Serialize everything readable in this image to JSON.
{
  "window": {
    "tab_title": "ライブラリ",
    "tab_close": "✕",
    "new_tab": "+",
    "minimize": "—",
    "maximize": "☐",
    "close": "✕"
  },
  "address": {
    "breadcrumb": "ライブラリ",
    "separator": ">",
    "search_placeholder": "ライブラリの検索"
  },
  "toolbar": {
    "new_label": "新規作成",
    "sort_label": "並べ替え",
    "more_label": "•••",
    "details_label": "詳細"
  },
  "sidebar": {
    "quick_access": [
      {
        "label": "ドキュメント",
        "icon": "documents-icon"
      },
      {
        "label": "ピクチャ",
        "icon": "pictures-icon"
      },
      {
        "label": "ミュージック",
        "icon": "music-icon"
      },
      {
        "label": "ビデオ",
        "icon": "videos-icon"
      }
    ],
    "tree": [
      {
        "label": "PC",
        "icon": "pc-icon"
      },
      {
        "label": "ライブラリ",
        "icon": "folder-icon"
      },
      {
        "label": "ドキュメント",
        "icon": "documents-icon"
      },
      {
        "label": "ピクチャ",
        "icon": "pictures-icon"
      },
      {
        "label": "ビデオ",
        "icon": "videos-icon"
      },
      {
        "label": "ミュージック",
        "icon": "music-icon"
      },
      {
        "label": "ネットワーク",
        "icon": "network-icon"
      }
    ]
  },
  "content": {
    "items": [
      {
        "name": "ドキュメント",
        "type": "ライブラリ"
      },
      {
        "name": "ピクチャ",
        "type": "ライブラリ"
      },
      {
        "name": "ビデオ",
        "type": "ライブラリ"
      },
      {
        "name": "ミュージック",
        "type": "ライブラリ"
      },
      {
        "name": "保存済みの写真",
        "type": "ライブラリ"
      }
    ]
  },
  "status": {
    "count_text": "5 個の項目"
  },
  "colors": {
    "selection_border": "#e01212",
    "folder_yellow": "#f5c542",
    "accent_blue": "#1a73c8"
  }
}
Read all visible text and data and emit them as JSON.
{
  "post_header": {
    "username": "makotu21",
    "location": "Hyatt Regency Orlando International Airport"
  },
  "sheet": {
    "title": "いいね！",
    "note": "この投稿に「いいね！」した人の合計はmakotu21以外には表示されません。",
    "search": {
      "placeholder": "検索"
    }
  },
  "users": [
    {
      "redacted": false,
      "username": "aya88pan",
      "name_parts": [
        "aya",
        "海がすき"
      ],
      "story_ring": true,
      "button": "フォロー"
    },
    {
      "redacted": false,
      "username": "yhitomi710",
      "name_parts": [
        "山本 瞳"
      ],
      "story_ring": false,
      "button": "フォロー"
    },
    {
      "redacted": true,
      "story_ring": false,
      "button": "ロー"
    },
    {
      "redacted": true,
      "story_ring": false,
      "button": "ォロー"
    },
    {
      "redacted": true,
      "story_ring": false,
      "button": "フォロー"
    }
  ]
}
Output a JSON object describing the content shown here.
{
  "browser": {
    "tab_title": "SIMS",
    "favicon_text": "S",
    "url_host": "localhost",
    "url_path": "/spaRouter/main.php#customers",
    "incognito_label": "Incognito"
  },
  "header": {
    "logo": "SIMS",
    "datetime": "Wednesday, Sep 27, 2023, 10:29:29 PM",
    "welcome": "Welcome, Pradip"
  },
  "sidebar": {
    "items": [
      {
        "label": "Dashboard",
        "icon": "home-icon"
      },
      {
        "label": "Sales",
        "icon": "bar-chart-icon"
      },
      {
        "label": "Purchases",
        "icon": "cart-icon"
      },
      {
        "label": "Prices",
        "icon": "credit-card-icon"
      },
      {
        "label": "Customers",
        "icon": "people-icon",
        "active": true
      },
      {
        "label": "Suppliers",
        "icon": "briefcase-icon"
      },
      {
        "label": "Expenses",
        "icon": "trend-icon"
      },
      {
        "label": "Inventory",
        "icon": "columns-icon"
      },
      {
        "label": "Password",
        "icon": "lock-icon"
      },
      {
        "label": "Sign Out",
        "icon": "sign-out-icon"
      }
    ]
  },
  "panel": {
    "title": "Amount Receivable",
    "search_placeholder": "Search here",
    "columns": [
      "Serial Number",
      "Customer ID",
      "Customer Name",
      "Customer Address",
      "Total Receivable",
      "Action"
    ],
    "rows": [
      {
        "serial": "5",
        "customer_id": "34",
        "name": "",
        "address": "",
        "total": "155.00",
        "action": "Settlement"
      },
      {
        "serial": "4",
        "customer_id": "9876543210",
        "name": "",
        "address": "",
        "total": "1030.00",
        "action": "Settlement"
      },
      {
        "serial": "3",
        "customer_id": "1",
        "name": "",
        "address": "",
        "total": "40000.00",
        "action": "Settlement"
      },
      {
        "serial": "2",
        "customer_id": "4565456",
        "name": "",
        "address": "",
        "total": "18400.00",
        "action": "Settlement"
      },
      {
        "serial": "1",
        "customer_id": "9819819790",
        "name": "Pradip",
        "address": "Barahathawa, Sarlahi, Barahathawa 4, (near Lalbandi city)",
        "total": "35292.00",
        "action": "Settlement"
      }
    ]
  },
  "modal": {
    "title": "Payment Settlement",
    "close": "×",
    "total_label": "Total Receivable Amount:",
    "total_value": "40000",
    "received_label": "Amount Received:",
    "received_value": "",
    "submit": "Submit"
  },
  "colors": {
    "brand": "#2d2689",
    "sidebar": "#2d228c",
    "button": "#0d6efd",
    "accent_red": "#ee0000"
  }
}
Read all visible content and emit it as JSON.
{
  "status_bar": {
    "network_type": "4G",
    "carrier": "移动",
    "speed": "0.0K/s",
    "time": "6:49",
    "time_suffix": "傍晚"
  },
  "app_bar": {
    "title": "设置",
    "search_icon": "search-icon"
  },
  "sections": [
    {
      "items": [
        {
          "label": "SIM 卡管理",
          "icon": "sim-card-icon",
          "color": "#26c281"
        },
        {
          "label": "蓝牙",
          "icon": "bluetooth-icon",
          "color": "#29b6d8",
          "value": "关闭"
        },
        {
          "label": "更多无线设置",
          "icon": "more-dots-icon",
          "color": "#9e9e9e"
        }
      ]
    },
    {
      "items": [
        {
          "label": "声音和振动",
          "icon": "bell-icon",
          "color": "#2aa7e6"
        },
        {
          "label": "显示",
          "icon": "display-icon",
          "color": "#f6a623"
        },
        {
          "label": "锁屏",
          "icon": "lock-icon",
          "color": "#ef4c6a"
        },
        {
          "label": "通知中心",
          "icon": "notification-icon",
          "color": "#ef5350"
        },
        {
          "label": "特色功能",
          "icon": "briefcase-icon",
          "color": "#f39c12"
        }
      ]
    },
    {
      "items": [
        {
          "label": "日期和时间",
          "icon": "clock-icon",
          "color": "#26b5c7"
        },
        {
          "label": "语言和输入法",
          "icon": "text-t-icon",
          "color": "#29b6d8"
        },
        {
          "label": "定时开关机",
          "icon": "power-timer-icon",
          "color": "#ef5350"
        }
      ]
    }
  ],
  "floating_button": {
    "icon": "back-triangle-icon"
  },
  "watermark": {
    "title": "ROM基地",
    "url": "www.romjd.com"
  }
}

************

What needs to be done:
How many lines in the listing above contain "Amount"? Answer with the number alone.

Response to this task:
3